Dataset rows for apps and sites
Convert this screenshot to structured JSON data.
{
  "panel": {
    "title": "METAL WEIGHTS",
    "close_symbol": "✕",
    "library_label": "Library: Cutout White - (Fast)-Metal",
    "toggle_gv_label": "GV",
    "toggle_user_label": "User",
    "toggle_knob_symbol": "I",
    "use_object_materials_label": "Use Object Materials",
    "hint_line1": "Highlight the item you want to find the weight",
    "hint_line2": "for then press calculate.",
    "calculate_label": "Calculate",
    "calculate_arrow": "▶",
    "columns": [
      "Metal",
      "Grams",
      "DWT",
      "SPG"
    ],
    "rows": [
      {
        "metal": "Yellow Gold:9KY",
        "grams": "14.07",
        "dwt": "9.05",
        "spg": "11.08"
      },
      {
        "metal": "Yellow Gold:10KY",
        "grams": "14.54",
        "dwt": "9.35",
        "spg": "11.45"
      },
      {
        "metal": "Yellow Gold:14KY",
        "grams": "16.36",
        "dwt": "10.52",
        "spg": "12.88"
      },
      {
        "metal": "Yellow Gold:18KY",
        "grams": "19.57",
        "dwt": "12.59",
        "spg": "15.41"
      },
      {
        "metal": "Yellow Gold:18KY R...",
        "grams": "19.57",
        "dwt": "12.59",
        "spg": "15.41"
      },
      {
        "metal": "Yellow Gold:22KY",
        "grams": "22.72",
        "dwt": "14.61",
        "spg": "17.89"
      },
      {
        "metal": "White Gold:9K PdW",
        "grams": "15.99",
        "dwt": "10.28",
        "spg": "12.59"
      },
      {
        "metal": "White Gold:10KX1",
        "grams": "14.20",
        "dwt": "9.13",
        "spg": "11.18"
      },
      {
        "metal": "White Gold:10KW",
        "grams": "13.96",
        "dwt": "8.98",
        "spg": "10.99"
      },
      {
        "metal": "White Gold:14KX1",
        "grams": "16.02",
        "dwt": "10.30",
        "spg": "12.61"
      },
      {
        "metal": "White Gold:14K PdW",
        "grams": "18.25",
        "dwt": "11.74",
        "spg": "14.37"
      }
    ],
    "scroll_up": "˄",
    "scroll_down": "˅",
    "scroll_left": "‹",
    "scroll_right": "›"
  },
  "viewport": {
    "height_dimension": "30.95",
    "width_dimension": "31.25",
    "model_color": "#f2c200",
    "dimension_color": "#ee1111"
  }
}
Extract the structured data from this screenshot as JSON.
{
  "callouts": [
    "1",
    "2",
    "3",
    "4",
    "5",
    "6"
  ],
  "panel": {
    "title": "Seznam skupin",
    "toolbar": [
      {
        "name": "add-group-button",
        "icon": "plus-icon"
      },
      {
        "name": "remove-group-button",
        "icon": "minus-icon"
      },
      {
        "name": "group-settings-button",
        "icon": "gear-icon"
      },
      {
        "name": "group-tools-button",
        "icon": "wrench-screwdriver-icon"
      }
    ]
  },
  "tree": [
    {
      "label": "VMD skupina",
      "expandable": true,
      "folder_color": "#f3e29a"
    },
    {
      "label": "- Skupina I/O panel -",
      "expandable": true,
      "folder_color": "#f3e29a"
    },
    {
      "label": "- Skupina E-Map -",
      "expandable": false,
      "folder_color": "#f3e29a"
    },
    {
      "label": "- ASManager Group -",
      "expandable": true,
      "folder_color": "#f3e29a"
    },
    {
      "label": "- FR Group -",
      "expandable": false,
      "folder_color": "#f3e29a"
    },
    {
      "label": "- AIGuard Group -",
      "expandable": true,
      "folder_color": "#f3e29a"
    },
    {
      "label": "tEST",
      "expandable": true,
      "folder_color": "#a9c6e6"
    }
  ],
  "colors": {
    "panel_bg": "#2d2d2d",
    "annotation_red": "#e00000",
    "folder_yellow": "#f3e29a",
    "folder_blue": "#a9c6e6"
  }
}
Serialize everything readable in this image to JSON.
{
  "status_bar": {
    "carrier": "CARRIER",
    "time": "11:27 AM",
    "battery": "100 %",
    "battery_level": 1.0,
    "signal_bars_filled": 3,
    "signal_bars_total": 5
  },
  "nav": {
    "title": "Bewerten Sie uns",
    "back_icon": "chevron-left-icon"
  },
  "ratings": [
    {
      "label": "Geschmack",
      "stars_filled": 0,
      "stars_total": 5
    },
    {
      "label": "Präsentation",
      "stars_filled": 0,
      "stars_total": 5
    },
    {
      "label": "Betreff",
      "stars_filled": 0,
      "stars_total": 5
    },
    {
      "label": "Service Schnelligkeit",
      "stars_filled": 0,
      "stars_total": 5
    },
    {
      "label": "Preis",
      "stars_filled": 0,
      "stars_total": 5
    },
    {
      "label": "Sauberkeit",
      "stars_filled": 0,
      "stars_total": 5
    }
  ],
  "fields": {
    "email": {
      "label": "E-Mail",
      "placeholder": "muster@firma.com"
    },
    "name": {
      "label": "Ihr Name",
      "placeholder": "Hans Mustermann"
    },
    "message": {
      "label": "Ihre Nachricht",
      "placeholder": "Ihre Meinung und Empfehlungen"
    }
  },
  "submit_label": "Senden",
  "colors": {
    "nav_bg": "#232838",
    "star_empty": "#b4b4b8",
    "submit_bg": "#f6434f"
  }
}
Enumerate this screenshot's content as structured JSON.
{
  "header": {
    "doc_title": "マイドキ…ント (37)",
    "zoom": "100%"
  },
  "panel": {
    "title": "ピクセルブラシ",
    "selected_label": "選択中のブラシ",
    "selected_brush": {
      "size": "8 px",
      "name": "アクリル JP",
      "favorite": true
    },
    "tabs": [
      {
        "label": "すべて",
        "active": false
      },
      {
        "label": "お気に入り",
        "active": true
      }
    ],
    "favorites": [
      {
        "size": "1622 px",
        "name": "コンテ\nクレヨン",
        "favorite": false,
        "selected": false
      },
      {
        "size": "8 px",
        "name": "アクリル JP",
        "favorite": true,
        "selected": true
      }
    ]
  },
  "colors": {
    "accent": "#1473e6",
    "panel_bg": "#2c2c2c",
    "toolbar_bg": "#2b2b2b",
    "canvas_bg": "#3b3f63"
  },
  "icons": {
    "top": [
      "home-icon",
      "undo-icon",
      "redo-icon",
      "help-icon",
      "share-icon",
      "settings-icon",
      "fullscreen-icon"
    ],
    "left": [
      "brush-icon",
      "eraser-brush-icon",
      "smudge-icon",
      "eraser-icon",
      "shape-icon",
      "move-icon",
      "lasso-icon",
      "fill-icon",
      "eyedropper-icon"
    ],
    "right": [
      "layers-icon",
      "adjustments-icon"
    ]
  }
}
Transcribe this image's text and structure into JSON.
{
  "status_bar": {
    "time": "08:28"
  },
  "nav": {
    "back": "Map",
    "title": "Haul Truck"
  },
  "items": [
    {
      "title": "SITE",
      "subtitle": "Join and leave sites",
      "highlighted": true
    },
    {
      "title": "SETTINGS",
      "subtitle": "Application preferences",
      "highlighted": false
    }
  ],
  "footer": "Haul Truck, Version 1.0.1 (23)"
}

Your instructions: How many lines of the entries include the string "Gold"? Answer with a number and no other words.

Problem solution: 11